Insights are not grounded on fluff, hunches or magic; they come from a robust diagnosis of a challenge. While great ideas can come from acts of imagination, hunches, and randomness, these types of ideas are not necessarily looking for a problem to solve. Certainly, letting an idea incubate and let the brain do its work is important but those initial ideas have to come from somewhere.

With that said, here are 5 myths of where insights come from:

  • Myth 1: Insights come from inspirational moments, like taking a shower or sitting under an apple tree. We can use processes and tools to identify the right ones for our products and services and not wait for inspiration to happen.
  • Myth 2: You will have a meeting to define the strategy and insights would magically materialize. With the right discovery and analysis processes, the identification of opportunities should be continuous. It would be naive to expect that great ideas will spark from a one-hour meeting of executives.
  • Myth 3: There is someone responsible for coming up with insights. Good ideas can come from any source, not just the CEO, but especially from product teams doing discovery work. Any team member should bring options to the table.
  • Myth 4: Insights come from intuition. I value intuition, and certainly, someone experienced in a particular industry would probably be prone to finding trends and opportunities faster. But there are two big caveats: 1) Sometimes a higher knowledge gives us extra confidence in our ideas without having enough supporting evidence and falling into confirmation bias. 2) Innovation requires doing things differently. Often, the more used we are to how things are done, the more resistance we have to even think about new ways.
  • Myth 5: Insights come from being around people who think like you. Where all think alike, nobody thinks very much. Insights come from unlikely places, and hanging around people who think like you is not a breeding ground for insights.

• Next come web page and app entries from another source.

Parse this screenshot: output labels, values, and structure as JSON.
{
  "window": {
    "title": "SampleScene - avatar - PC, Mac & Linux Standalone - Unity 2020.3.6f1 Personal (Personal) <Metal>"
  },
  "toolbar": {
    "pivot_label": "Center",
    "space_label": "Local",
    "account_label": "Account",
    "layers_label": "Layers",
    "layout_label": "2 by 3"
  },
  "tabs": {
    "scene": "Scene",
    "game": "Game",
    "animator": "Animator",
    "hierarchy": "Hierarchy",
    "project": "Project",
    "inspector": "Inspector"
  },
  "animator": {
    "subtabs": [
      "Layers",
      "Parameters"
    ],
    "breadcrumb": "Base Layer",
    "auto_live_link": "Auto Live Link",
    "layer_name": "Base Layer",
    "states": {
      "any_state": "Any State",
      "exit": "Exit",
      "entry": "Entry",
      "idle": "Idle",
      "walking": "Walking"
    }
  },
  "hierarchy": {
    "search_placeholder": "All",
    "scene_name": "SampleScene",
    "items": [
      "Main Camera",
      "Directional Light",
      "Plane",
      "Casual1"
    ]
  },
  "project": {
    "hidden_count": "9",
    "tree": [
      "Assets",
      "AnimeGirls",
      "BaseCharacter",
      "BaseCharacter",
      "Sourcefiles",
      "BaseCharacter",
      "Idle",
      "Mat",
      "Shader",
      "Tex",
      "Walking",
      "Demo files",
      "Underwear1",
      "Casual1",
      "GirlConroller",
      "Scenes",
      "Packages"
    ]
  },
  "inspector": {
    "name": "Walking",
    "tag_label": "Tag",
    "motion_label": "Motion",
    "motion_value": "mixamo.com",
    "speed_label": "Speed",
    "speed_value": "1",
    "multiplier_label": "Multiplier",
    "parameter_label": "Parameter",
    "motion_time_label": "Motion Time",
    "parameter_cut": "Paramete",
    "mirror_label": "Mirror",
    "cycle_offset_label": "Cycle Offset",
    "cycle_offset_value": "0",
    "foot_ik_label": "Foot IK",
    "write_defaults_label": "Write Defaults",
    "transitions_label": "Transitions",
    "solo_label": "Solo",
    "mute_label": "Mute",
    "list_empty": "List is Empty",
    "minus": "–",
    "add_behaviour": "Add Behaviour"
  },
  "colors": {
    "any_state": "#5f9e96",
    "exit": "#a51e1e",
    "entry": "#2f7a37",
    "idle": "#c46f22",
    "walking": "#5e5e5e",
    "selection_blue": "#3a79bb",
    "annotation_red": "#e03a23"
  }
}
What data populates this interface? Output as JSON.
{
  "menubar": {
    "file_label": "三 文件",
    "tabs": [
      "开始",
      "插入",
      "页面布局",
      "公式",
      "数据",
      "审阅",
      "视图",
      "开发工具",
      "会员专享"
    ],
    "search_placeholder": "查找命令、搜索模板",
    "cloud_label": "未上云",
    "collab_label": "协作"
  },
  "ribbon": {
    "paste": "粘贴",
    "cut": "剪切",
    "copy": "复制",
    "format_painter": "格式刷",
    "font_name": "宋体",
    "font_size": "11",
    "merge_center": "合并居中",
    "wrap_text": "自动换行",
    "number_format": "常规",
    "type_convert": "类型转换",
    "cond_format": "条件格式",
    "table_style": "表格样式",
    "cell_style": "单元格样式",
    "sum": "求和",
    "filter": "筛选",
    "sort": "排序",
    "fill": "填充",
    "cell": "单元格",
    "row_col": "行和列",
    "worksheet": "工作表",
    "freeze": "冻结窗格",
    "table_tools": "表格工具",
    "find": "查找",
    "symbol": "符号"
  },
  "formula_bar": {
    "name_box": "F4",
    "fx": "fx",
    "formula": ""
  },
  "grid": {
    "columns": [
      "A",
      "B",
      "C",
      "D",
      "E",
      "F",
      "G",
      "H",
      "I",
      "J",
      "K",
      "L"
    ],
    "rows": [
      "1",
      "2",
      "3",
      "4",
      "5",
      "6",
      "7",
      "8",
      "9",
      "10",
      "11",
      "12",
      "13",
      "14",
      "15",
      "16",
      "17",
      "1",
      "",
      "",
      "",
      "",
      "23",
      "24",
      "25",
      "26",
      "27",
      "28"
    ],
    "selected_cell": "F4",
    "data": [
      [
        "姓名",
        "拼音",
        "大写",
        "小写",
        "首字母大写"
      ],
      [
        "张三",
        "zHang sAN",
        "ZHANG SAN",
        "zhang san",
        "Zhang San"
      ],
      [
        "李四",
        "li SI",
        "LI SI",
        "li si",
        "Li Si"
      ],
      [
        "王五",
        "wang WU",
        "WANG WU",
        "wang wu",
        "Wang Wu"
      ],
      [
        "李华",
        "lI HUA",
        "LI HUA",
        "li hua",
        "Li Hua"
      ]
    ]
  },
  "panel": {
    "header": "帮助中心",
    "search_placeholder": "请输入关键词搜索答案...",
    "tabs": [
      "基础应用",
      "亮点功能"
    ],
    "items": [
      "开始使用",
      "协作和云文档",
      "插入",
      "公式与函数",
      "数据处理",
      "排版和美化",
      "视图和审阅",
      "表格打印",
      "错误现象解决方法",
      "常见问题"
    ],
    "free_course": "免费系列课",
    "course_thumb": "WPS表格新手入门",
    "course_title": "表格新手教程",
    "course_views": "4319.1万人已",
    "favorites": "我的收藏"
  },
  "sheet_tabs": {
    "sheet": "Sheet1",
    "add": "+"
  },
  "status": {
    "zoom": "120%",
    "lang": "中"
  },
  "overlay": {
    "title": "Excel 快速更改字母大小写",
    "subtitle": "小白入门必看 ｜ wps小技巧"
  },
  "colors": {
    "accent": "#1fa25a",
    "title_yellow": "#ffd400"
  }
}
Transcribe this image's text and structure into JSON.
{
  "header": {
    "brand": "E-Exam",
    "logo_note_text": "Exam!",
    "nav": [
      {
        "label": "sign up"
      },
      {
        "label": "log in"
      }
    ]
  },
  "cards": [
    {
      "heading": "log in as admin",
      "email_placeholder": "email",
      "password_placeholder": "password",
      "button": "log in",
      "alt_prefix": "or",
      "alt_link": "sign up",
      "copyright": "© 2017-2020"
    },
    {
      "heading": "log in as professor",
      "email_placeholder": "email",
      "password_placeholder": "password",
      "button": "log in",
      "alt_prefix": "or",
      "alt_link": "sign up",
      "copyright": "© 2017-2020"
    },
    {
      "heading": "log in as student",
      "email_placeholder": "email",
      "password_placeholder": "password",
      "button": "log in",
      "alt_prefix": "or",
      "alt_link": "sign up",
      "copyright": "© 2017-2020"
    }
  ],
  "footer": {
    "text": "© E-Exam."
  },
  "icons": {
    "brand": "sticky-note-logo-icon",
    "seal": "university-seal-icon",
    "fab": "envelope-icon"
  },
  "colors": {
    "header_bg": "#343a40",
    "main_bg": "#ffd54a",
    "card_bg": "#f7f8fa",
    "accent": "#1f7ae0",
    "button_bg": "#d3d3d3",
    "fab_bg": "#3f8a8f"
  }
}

Bottom line: You won’t find new insights in the mainstream, you’ll find them on the fringe. You’ll also won’t find new insights by sitting on your desk and staying inside your building, you’ll get them by talking to and observing customers to understand their unarticulated needs.